I would enjoy the opportunity to continue our dialogue, and learn more about a career with (company).
Thanks and regards,
Then, Be Patient – Don’t go nuts if you haven’t heard back within two weeks. Hiring takes time. It could take up to a month, or even two, for the company to make their decision.
Remember that business doesn’t stop while they try to find someone to fill a position. That manager has their own duties to fulfill on top of hiring you.
If you haven’t heard back after that two-week mark, feel free to send a follow up e-mail.
Following up if there’s no response
The Email Subject Line
Follow up e-mail subject lines are very important. They determine whether your e-mail gets opened, and how fast.
Reply to the latest e-mail between the two of you and adjust the subject line to read:
Re: Interview on Thursday at 10 AM

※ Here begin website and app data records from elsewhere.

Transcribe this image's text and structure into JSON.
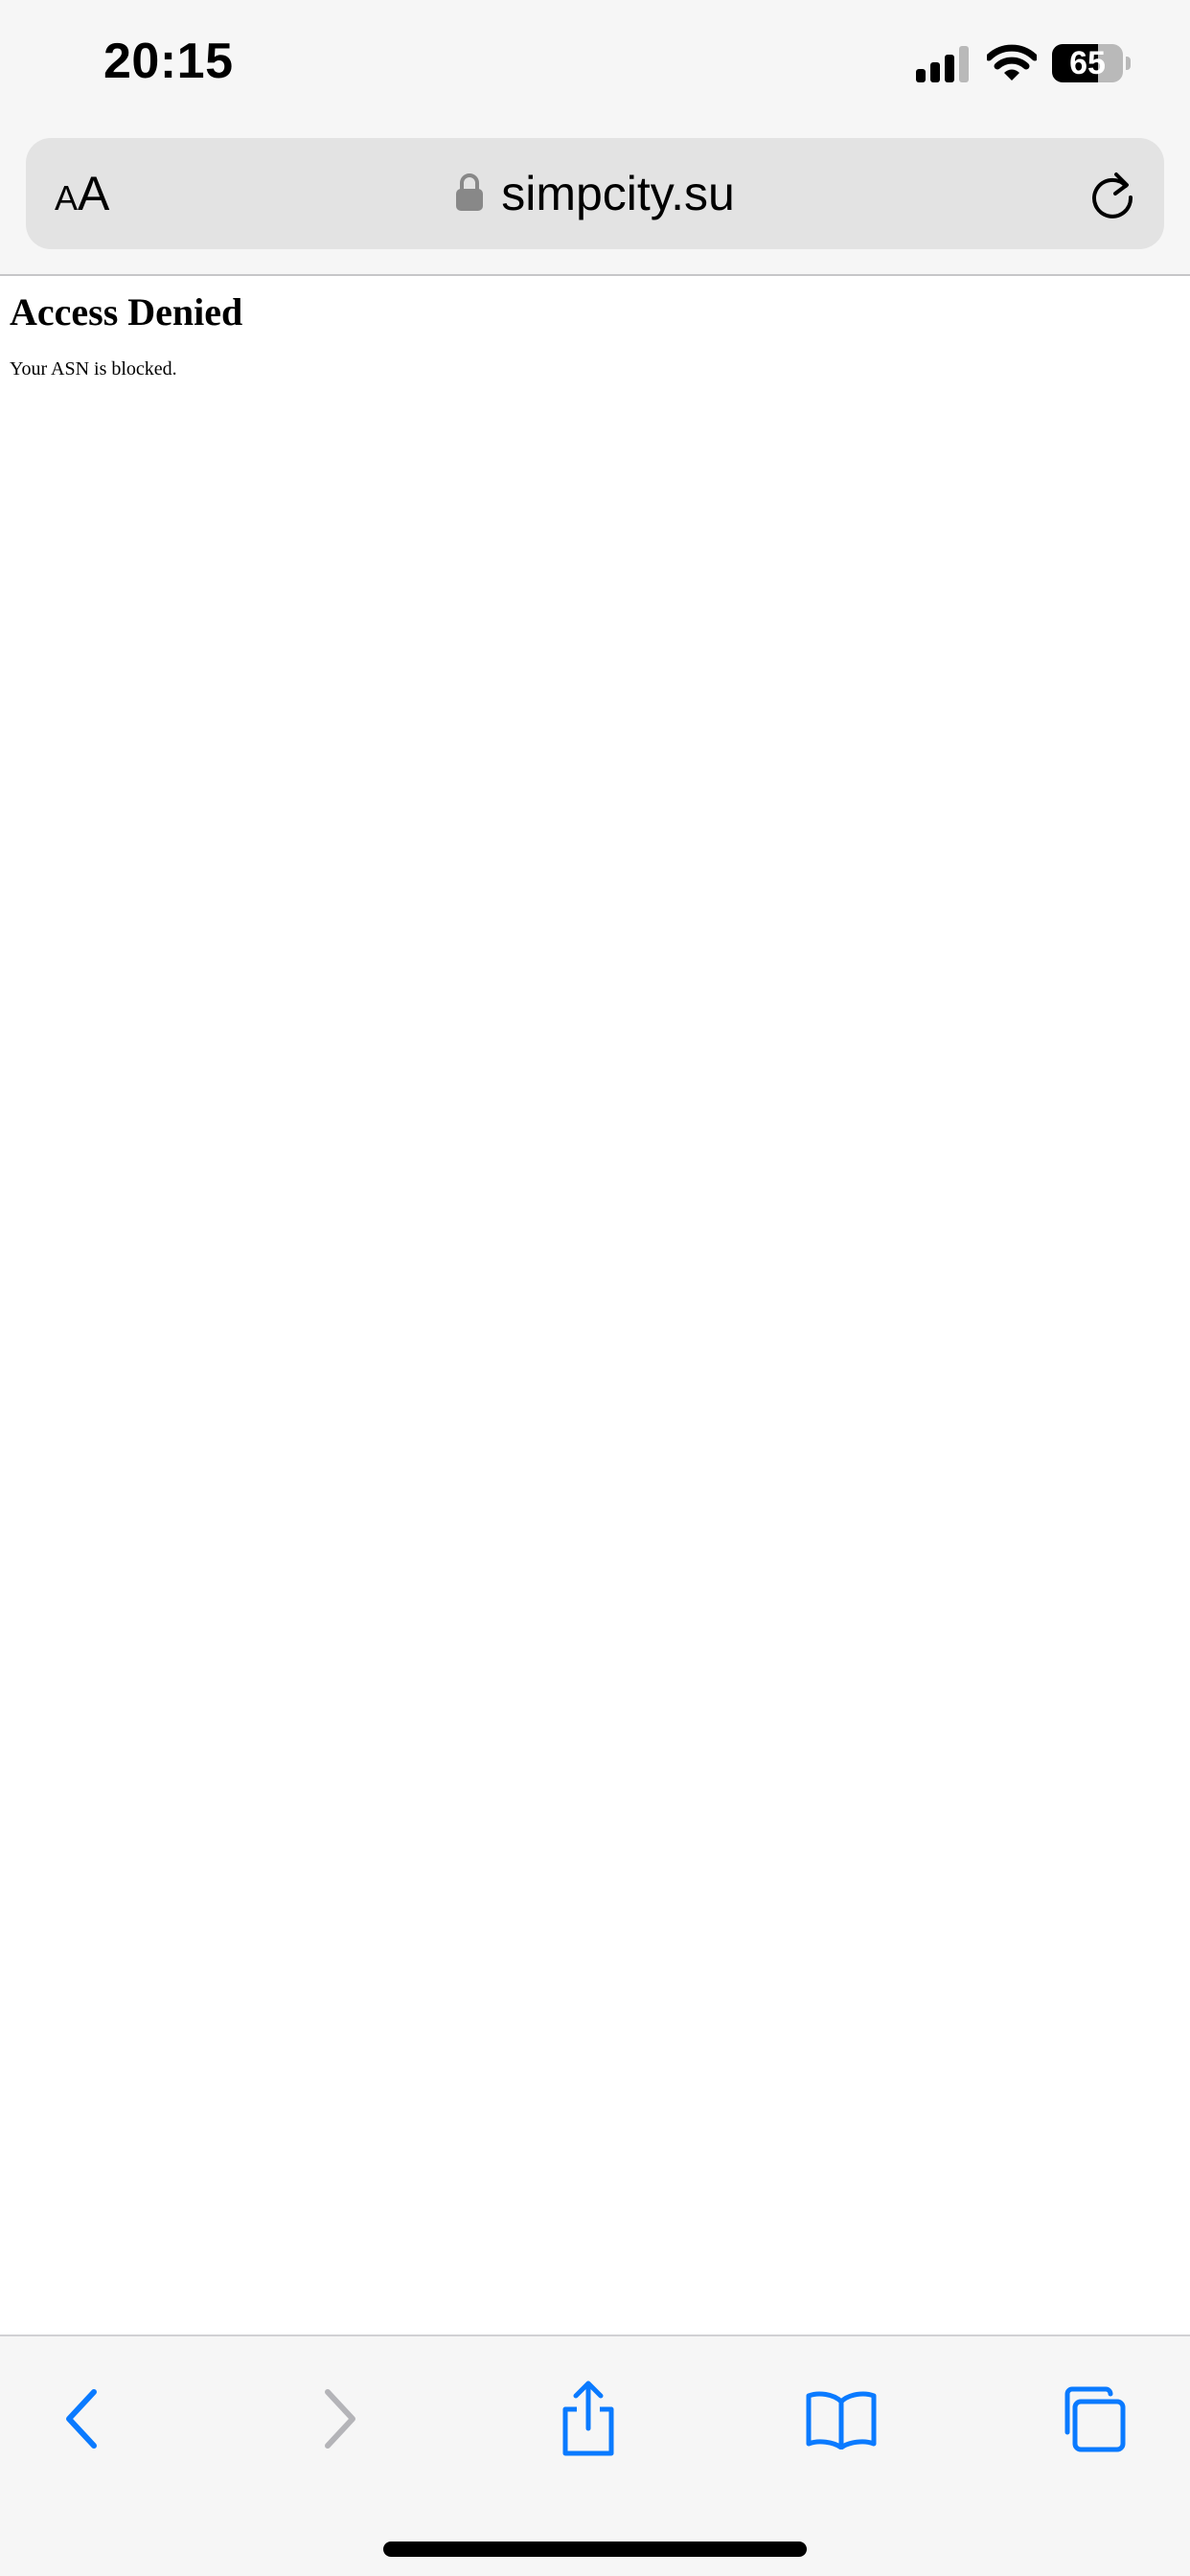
{
  "status_bar": {
    "time": "20:15",
    "battery_level": "65",
    "icons": [
      "signal-icon",
      "wifi-icon",
      "battery-icon"
    ]
  },
  "address_bar": {
    "reader_small": "A",
    "reader_big": "A",
    "url": "simpcity.su",
    "icons": [
      "lock-icon",
      "reload-icon"
    ]
  },
  "page": {
    "heading": "Access Denied",
    "message": "Your ASN is blocked."
  },
  "bottom_toolbar": {
    "buttons": [
      "back-icon",
      "forward-icon",
      "share-icon",
      "bookmarks-icon",
      "tabs-icon"
    ],
    "accent_color": "#0a7aff",
    "disabled_color": "#b4b4b8"
  }
}
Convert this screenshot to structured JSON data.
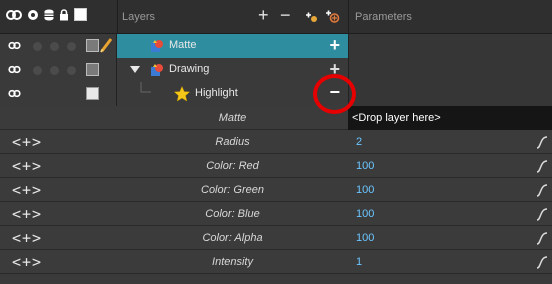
{
  "header": {
    "layers_title": "Layers",
    "parameters_title": "Parameters",
    "tools": {
      "add_layer": "+",
      "remove_layer": "−",
      "add_effect": "✚",
      "add_peg": "⊕"
    }
  },
  "layers": [
    {
      "name": "Matte",
      "action": "+",
      "selected": true,
      "icon": "matte-layer-icon"
    },
    {
      "name": "Drawing",
      "action": "+",
      "selected": false,
      "expanded": true,
      "icon": "drawing-layer-icon"
    },
    {
      "name": "Highlight",
      "action": "−",
      "selected": false,
      "icon": "highlight-star-icon"
    }
  ],
  "matte_param": {
    "label": "Matte",
    "drop_text": "<Drop layer here>"
  },
  "parameters": [
    {
      "arrows": "<+>",
      "label": "Radius",
      "value": "2"
    },
    {
      "arrows": "<+>",
      "label": "Color: Red",
      "value": "100"
    },
    {
      "arrows": "<+>",
      "label": "Color: Green",
      "value": "100"
    },
    {
      "arrows": "<+>",
      "label": "Color: Blue",
      "value": "100"
    },
    {
      "arrows": "<+>",
      "label": "Color: Alpha",
      "value": "100"
    },
    {
      "arrows": "<+>",
      "label": "Intensity",
      "value": "1"
    }
  ],
  "colors": {
    "selected_row": "#2e8ea0",
    "value_text": "#6cc6ff",
    "annotation": "#e60000"
  }
}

Of course, insert the day and time you spoke. This has a great open rate because it appears as part of the previous conversation. This usually works much better than starting a whole new e-mail chain.
The Body Of Your Follow Up Email
Keep it simple and straight-forward, and don’t be shy or unclear. Tell them you’re excited about the opportunity, and wanted to check to see if there’s an update or a decision yet. Let them know if you have other companies presenting offers. This will help motivate them to make a decision.
You may well get a response that they still haven’t made a decision. If so, here’s an example of how you can reply:
“Thanks for the update. Do you have a sense of what the timing will look like moving forward? Or when an appropriate time would be for me to check back in? I’m excited about the opportunity, but I know these things take time, so I don’t want to follow up too often.”
And once again, be patient. You don’t know what’s happening over there. Someone could be out of town, or a huge project may be drawing focus. You won’t gain anything by following up further.
Didn’t Get the Job?
If you don’t get the results you want, use the relationship(s) you’ve built to get some feedback. Don’t get discouraged! Use this experience as a chance to grow and learn. The right job is out there, and sometimes it takes time to find it.
There are plenty of companies out there that can offer you exactly what you want. So don’t worry, keep pushing forward.
All it takes is one job offer to change the entire trajectory of your life!
About The Authors:
CareerSprout has helped 700+ people land $200k – $500k+ jobs
– doing something they love
– working for a company they admire
– setting themselves up for future growth